Attorney and civil rights activist Z. Alexander Looby was born in Antigua, British West Indies, on April 8, 1899, the son of John Alexander and Grace Elizabeth Joseph Looby. After the death of his father, young Looby departed for the United States, arriving in 1914.
Looby received a bachelor’s degree from Howard University, a Bachelor of Law degree from Columbia University, and a Doctor of Juristic Science from New York University. In 1926 he came to Fisk University as assistant professor of economics and remained until 1928. At various times he later served as a lecturer at Fisk University and Meharry Medical College. In 1929 Looby was admitted to the Tennessee bar and practiced law in Memphis for three years. He returned to Nashville and helped to found the Kent College of Law, Nashville’s first law school for African Americans since the Central Tennessee College’s department of law (1877-1911).
In the Civil Rights movement of the World War II era, Looby rose to a position of local leadership. After losing a 1940 runoff election to a white opponent in a race for city council, from 1943 to 1945 he presided over the James C. Napier Bar Association. In 1946 the National Association for the Advancement of Colored People hired Looby, Maurice Weaver, and Thurgood Marshall to represent the African Americans charged with murder following the recent race riot in Columbia, Tennessee. Looby’s legal defense helped acquit twenty-three of the defendants. He crisscrossed the state in the company of other black lawyers, arguing against Jim Crow and discrimination. Looby is credited with desegregating the Nashville airport dining room and the city’s public golf courses.
Soon after the momentous U.S. Supreme Court decision of Brown v. Board of Education of Topeka (1954), Looby filed a suit against the local public schools on behalf of A. Z. Kelly, a barber whose son Robert had been denied access to a nearby white school. During the sit-in demonstrations and civil rights marches of the 1960s, Looby and other black attorneys provided money and legal services for local college students who were arrested and jailed. On April 19, 1960, his Meharry Boulevard home was destroyed by dynamite.
Looby viewed politics as a way to change an oppressive system. In 1951 he and fellow attorney Robert E. Lillard became the first blacks to be elected to the city council since 1911. In 1962 he lost a bid for a seat on the Tennessee Supreme Court. A year later, Looby became a member of the Metropolitan Charter Commission. In 1971 he retired after serving on the old city council and the new Metropolitan Council for a combined total of twenty years.
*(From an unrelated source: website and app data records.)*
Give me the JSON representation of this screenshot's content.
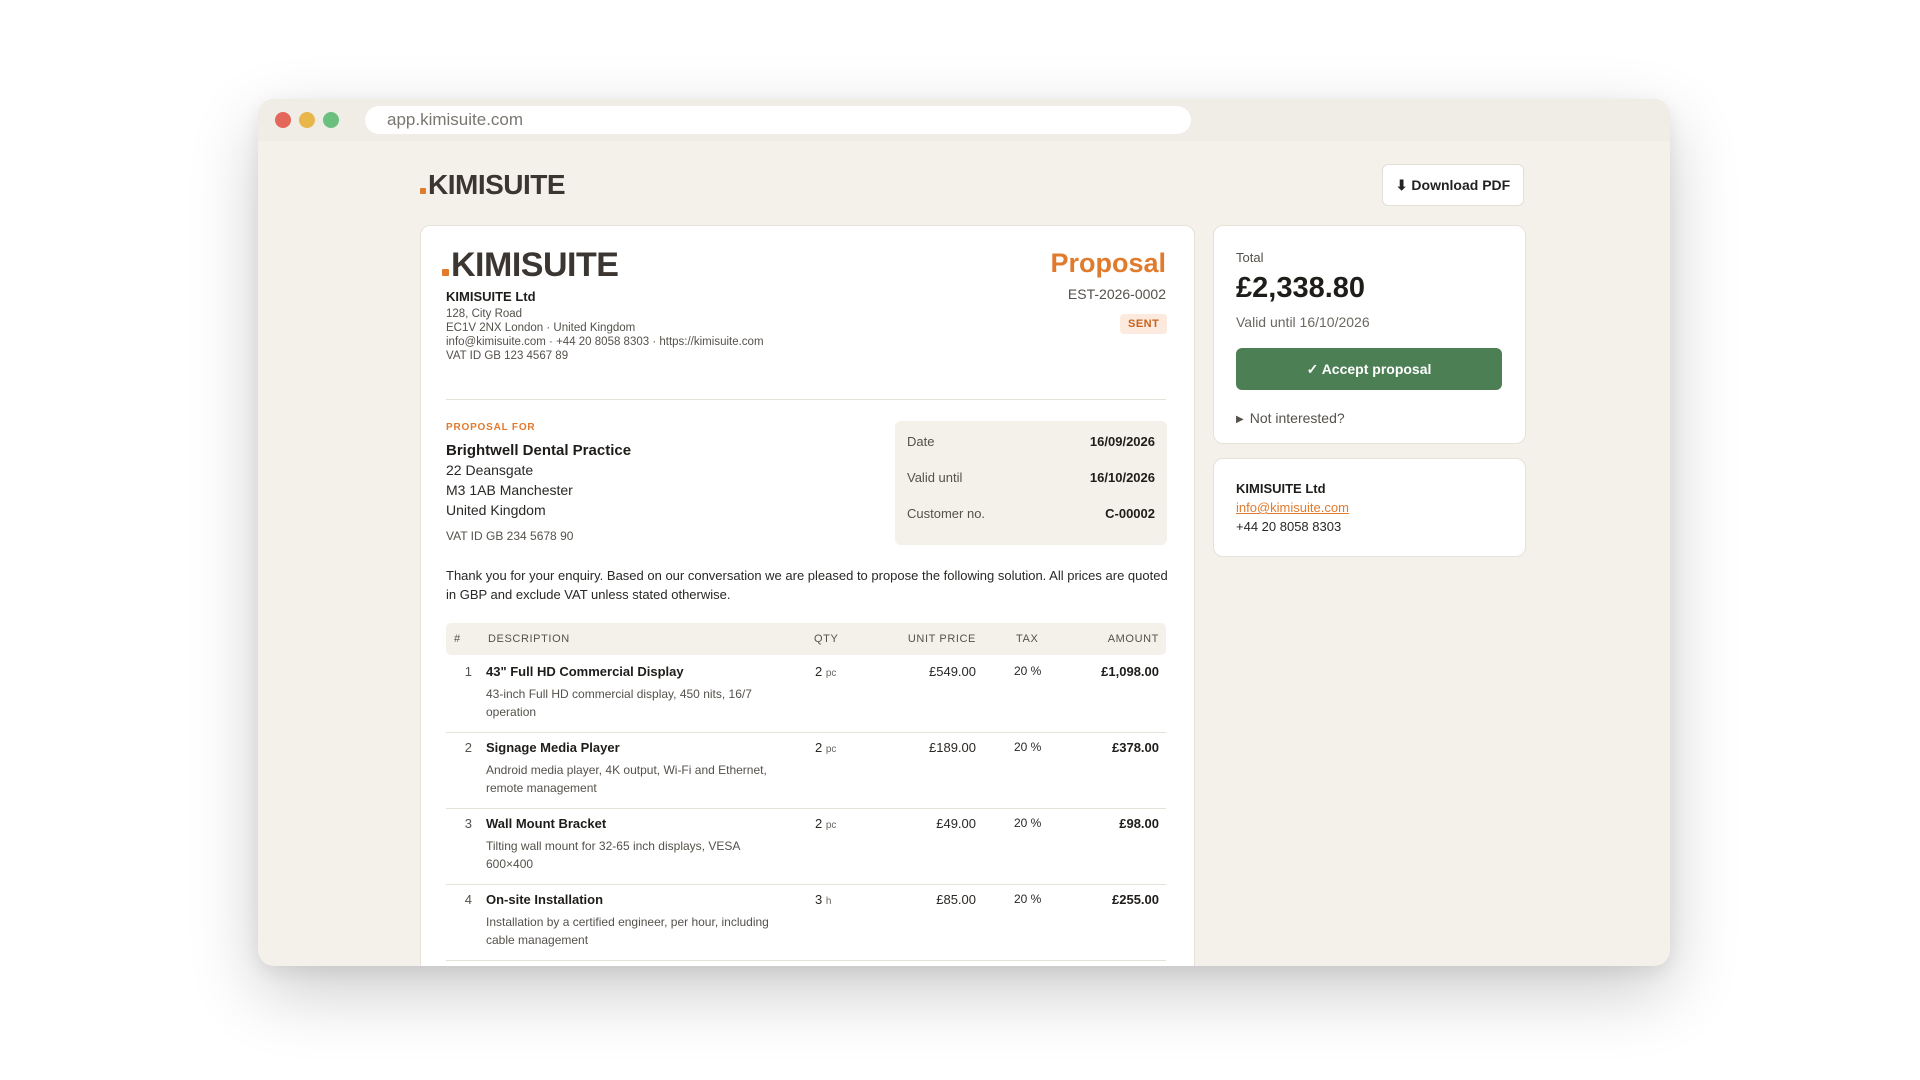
{
  "browser": {
    "url": "app.kimisuite.com"
  },
  "brand": {
    "logo_text": "KIMISUITE",
    "accent": "#e07b2e"
  },
  "toolbar": {
    "download_label": "⬇ Download PDF"
  },
  "document": {
    "title": "Proposal",
    "number": "EST-2026-0002",
    "status": "SENT",
    "company": {
      "name": "KIMISUITE Ltd",
      "address1": "128, City Road",
      "address2": "EC1V 2NX London · United Kingdom",
      "contact": "info@kimisuite.com · +44 20 8058 8303 · https://kimisuite.com",
      "vat": "VAT ID GB 123 4567 89"
    },
    "client": {
      "section_label": "PROPOSAL FOR",
      "name": "Brightwell Dental Practice",
      "address1": "22 Deansgate",
      "address2": "M3 1AB Manchester",
      "country": "United Kingdom",
      "vat": "VAT ID GB 234 5678 90"
    },
    "meta": [
      {
        "label": "Date",
        "value": "16/09/2026"
      },
      {
        "label": "Valid until",
        "value": "16/10/2026"
      },
      {
        "label": "Customer no.",
        "value": "C-00002"
      }
    ],
    "intro": "Thank you for your enquiry. Based on our conversation we are pleased to propose the following solution. All prices are quoted in GBP and exclude VAT unless stated otherwise.",
    "table": {
      "headers": {
        "num": "#",
        "description": "DESCRIPTION",
        "qty": "QTY",
        "unit_price": "UNIT PRICE",
        "tax": "TAX",
        "amount": "AMOUNT"
      },
      "rows": [
        {
          "num": "1",
          "title": "43\" Full HD Commercial Display",
          "desc": "43-inch Full HD commercial display, 450 nits, 16/7 operation",
          "qty": "2",
          "unit": "pc",
          "price": "£549.00",
          "tax": "20 %",
          "amount": "£1,098.00"
        },
        {
          "num": "2",
          "title": "Signage Media Player",
          "desc": "Android media player, 4K output, Wi-Fi and Ethernet, remote management",
          "qty": "2",
          "unit": "pc",
          "price": "£189.00",
          "tax": "20 %",
          "amount": "£378.00"
        },
        {
          "num": "3",
          "title": "Wall Mount Bracket",
          "desc": "Tilting wall mount for 32-65 inch displays, VESA 600×400",
          "qty": "2",
          "unit": "pc",
          "price": "£49.00",
          "tax": "20 %",
          "amount": "£98.00"
        },
        {
          "num": "4",
          "title": "On-site Installation",
          "desc": "Installation by a certified engineer, per hour, including cable management",
          "qty": "3",
          "unit": "h",
          "price": "£85.00",
          "tax": "20 %",
          "amount": "£255.00"
        }
      ]
    }
  },
  "summary": {
    "total_label": "Total",
    "total_amount": "£2,338.80",
    "valid_text": "Valid until 16/10/2026",
    "accept_label": "✓ Accept proposal",
    "accept_color": "#4d7f55",
    "not_interested_label": "Not interested?"
  },
  "contact": {
    "name": "KIMISUITE Ltd",
    "email": "info@kimisuite.com",
    "phone": "+44 20 8058 8303"
  }
}
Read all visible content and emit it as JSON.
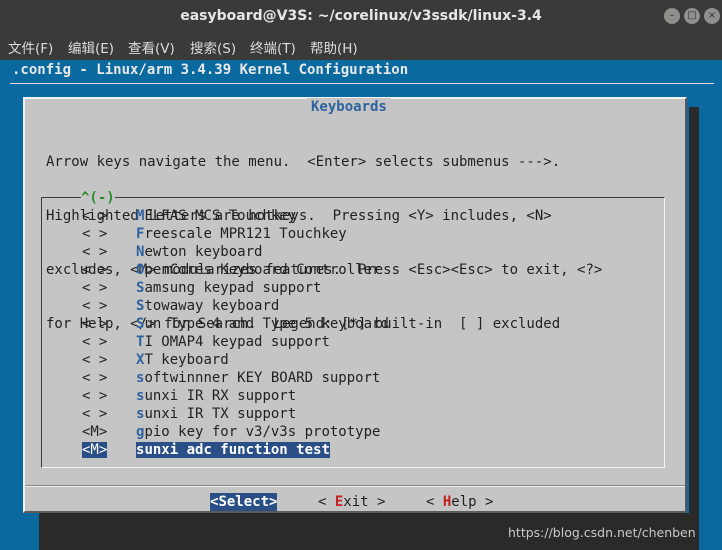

Looby died on March 24, 1972. Ten years later, the Nashville Bar Association, whose white members had denied Looby’s membership application in the 1950s, posthumously granted a certificate of membership in his name. His contributions to Nashville are recognized in the Z. Alexander Looby Library and Community Center erected by the city on Metro Center Boulevard.